Veteran NSSD trustee ousted by newcomer
By Frank Abderholden email@example.com November 7, 2012 7:46PM
Updated: December 9, 2012 7:20PM
Longtime North Shore Sanitary District board member Republican John Paxton of Winthrop Harbor has been ousted in his race with former NSSD employee, Democrat Preston Carter of Beach Park.
Carter surprised everyone by leading after all the precincts in Ward 1 were in, and then he stayed in the lead when the early voting and vote-by-mail tallies were added to the totals Tuesday night. He had 53 percent or 8,571 votes to Paxton’s 46.9 percent or 7,582 votes in the ward which includes Beach Park, Winthrop Harbor and Zion.
“It was pretty awesome. It was pretty good,” said Carter of the election. “I am gracious for the support I received from friends and the Democratic Party.” The mechanic worked for the NSSD for more than 34 years.

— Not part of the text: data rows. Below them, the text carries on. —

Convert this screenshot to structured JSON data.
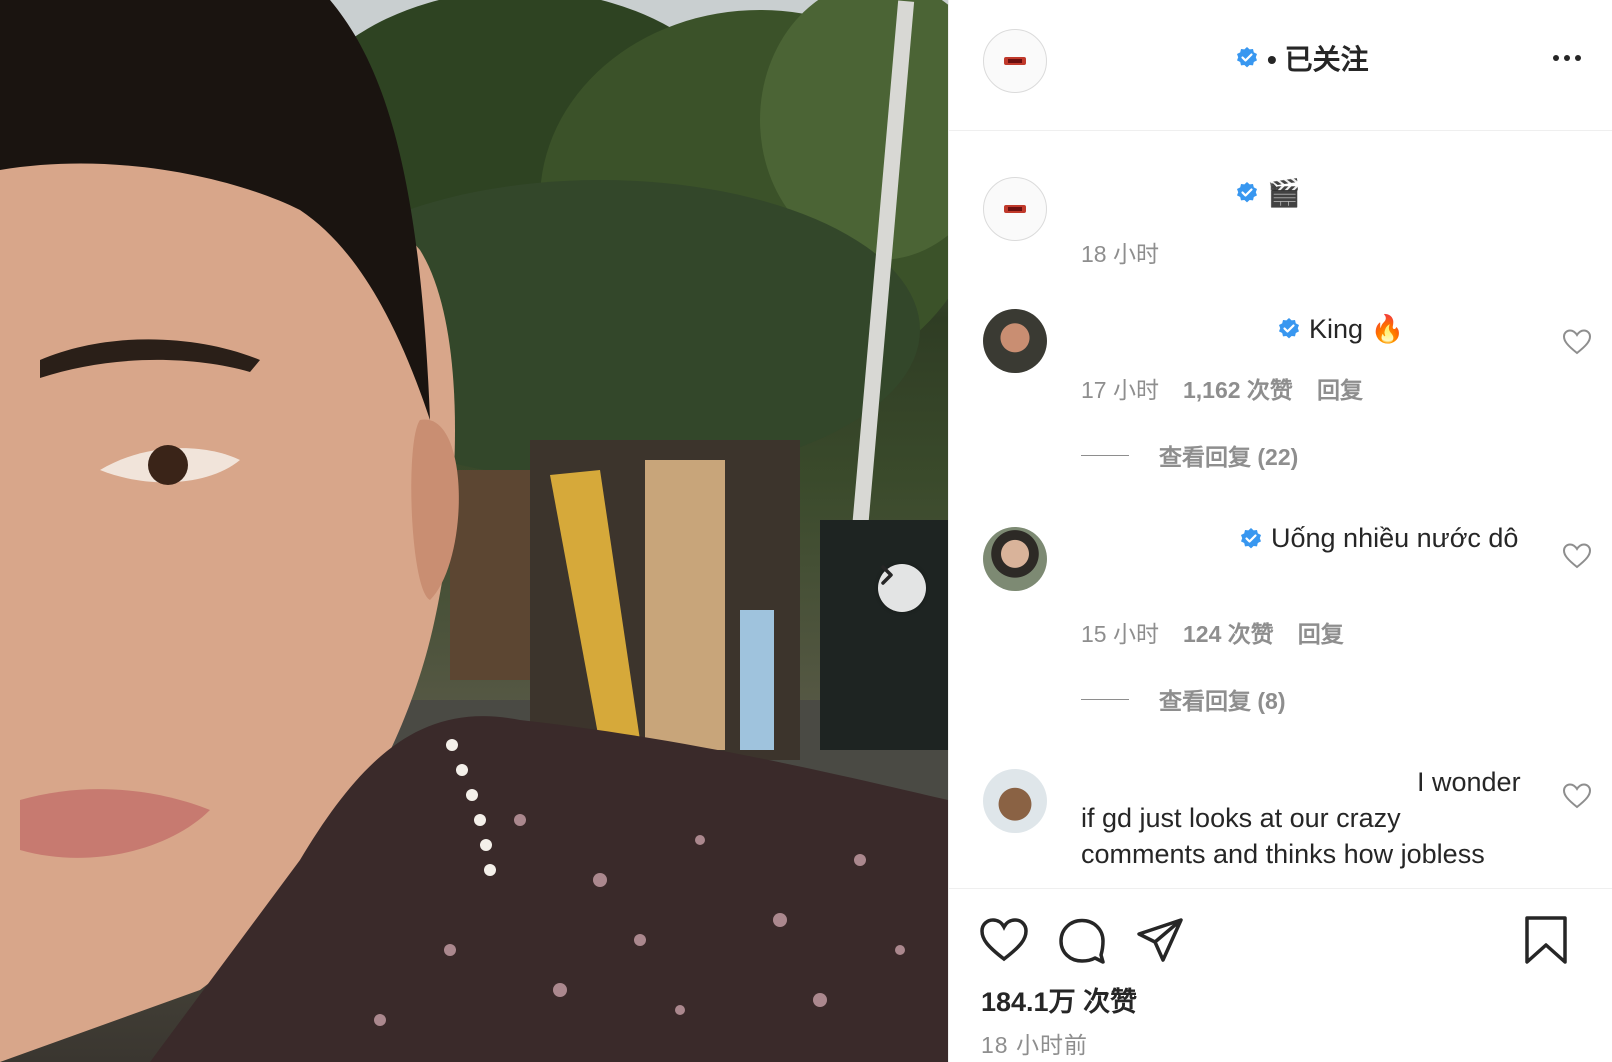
{
  "header": {
    "follow_status": "• 已关注"
  },
  "caption": {
    "emoji": "🎬",
    "time": "18 小时"
  },
  "comments": [
    {
      "text": "King 🔥",
      "time": "17 小时",
      "likes": "1,162 次赞",
      "reply_label": "回复",
      "view_replies": "查看回复 (22)"
    },
    {
      "text": "Uống nhiều nước dô",
      "time": "15 小时",
      "likes": "124 次赞",
      "reply_label": "回复",
      "view_replies": "查看回复 (8)"
    },
    {
      "text_line1": "I wonder",
      "text_line2": "if gd just looks at our crazy",
      "text_line3": "comments and thinks how jobless"
    }
  ],
  "footer": {
    "likes": "184.1万 次赞",
    "time": "18 小时前"
  },
  "icons": {
    "verified": "verified-badge-icon",
    "heart": "heart-icon",
    "comment": "comment-icon",
    "share": "paper-plane-icon",
    "save": "bookmark-icon",
    "more": "ellipsis-icon",
    "next": "chevron-right-icon"
  },
  "colors": {
    "verified_blue": "#3897f0",
    "meta_gray": "#8e8e8e",
    "text": "#262626"
  }
}
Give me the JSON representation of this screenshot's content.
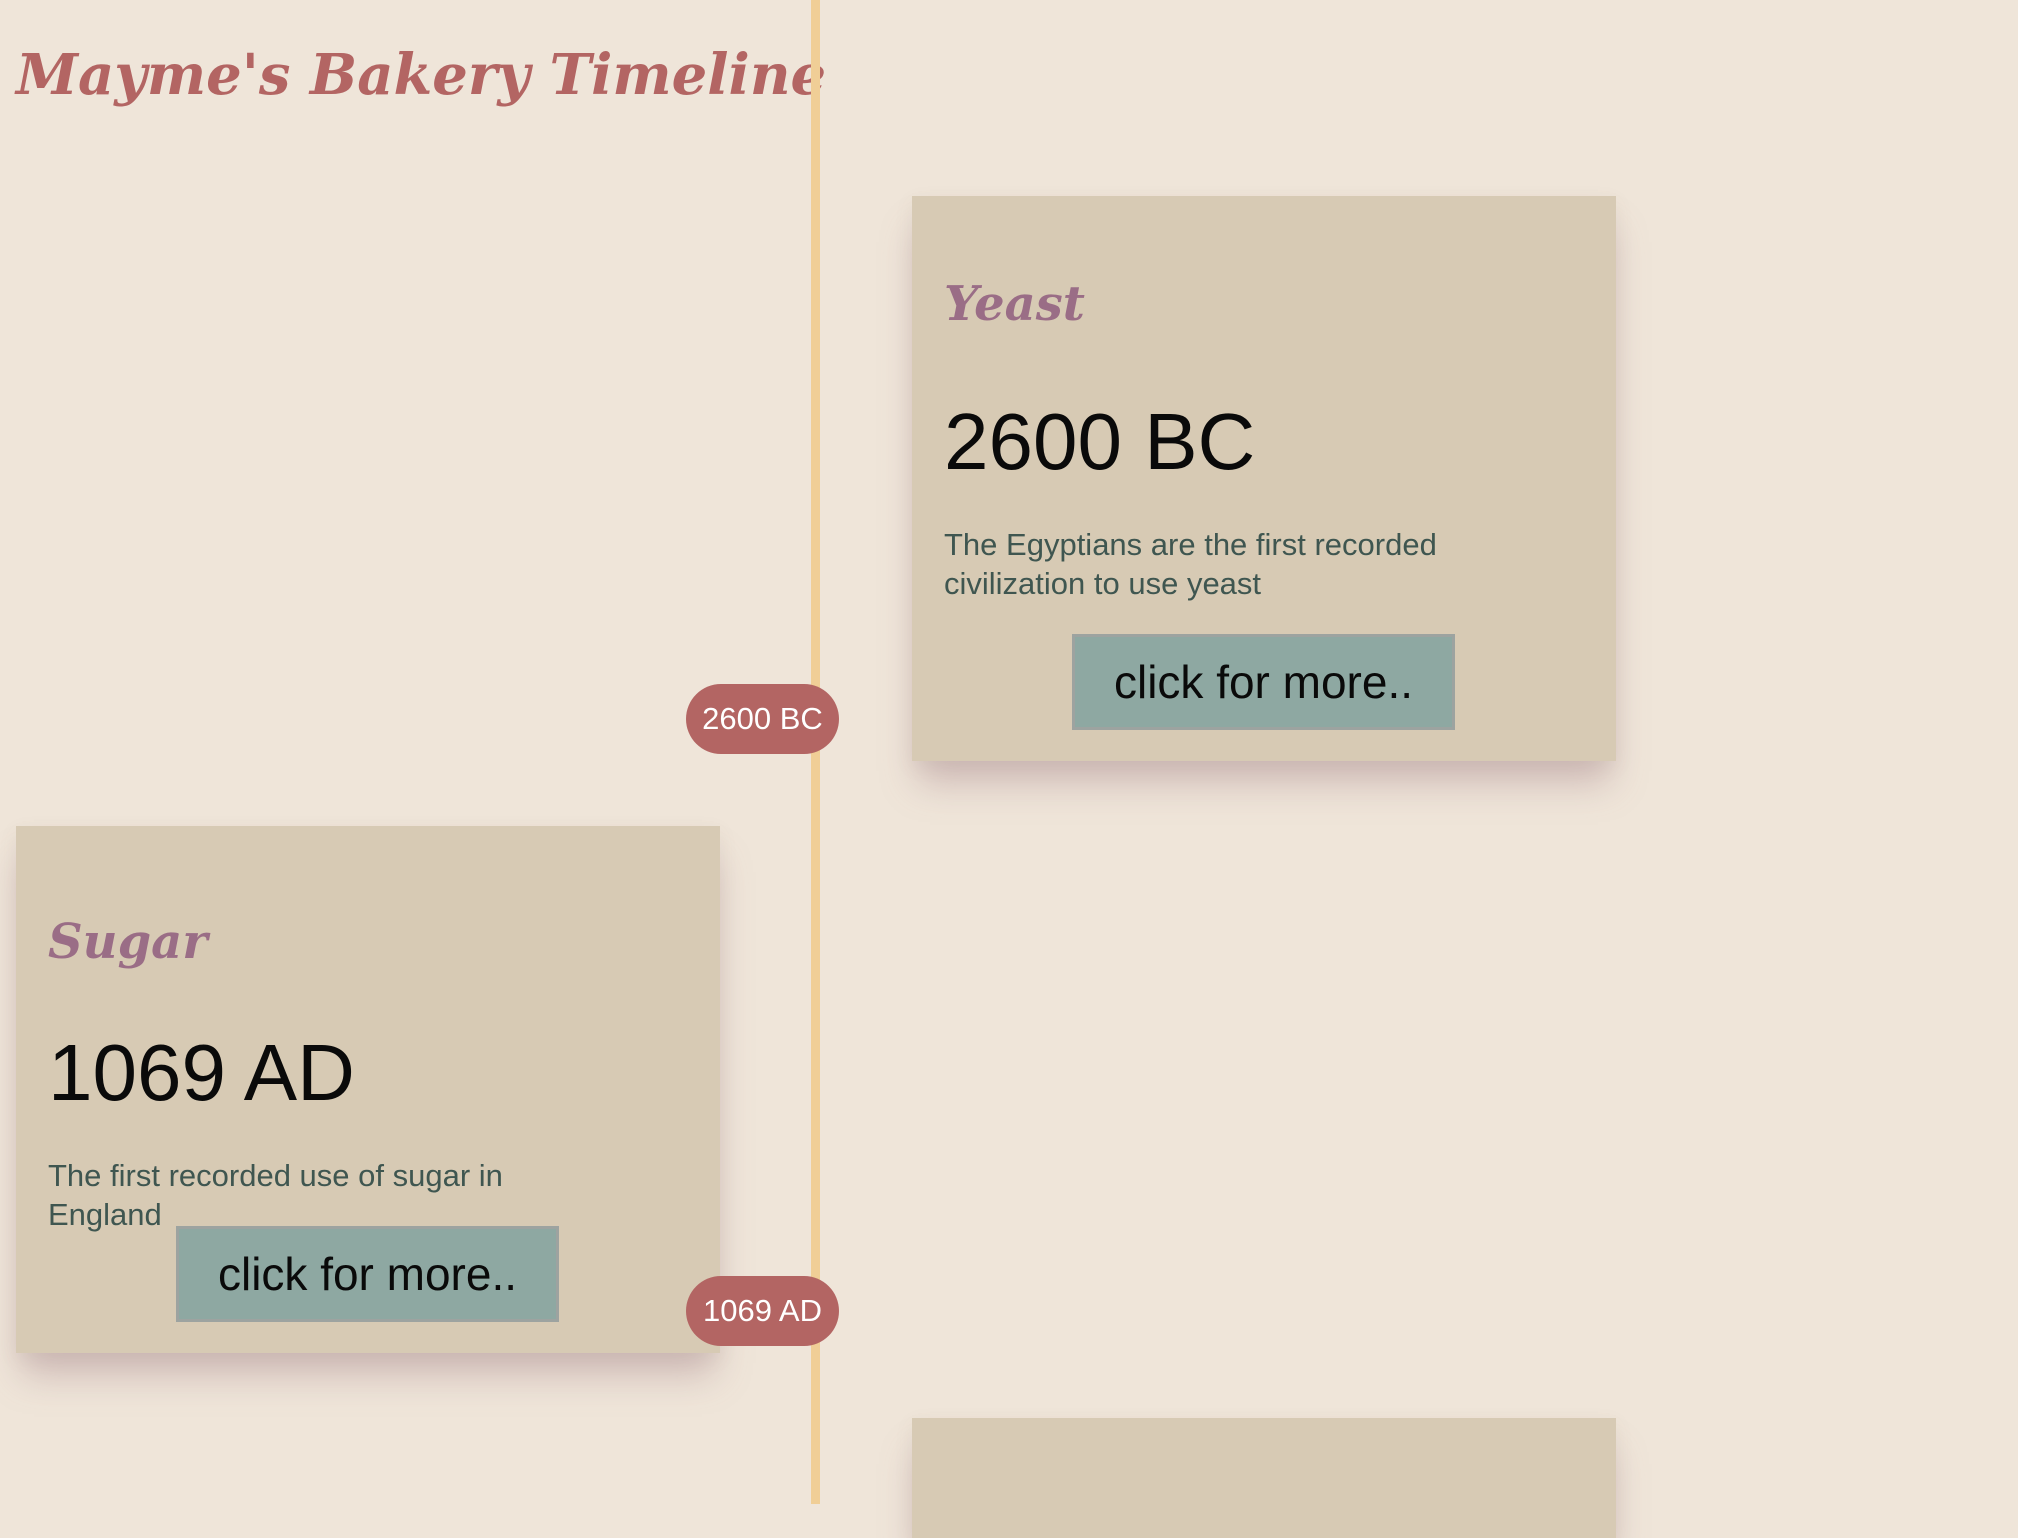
{
  "page": {
    "title": "Mayme's Bakery Timeline"
  },
  "colors": {
    "background": "#efe5d9",
    "title": "#b36563",
    "timeline_line": "#f0ce96",
    "card_background": "#d7cab4",
    "card_heading": "#9a6d86",
    "description_text": "#3f5650",
    "button_background": "#8ea8a2",
    "date_pill": "#b36563"
  },
  "timeline": {
    "events": [
      {
        "heading": "Yeast",
        "date": "2600 BC",
        "description": "The Egyptians are the first recorded civilization to use yeast",
        "button_label": "click for more..",
        "marker_label": "2600 BC",
        "side": "right"
      },
      {
        "heading": "Sugar",
        "date": "1069 AD",
        "description": "The first recorded use of sugar in England",
        "button_label": "click for more..",
        "marker_label": "1069 AD",
        "side": "left"
      }
    ]
  }
}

“The main thing was going out and talking to the people,” he said, noting that a wild game dinner at the First Baptist Church in Winthrop Harbor the weekend before the election allowed him to see hundreds of people as they stopped for the free feast at the church.
“People liked hearing what I was saying,” he said.
Carter criticized the board for purchasing a multi-million dollar sludge melter and dryer from Germany to process sanitary waste in Zion when a cheaper and better product could have been bought from a Texas company. He said the dryer is defective and created a toxic mercury and arsenic contamination problem at the Zion sludge plant. The glass aggregate from the process was supposed to be sold to mix with asphalt, but that has not happened yet.
Carter said administrative errors have wasted millions in taxpayer money.
Paxton ran on his record of 29 years, including a reduction in district user fees over the past 16 years. He has served as president three times and currently is the treasurer. Paxton was unopposed in the GOP primary.
When Carter takes office in December, Democrats will have control of the board. They haven’t controlled the board since 2004.
“It’s going to mean a lot,” he said, “It’s going to help out.”
“It was a tough battle, especially to win up in Winthrop Harbor and Zion. I’m both happy and gratified. There’s a lot of work to do and we all have to work together,” said Carter.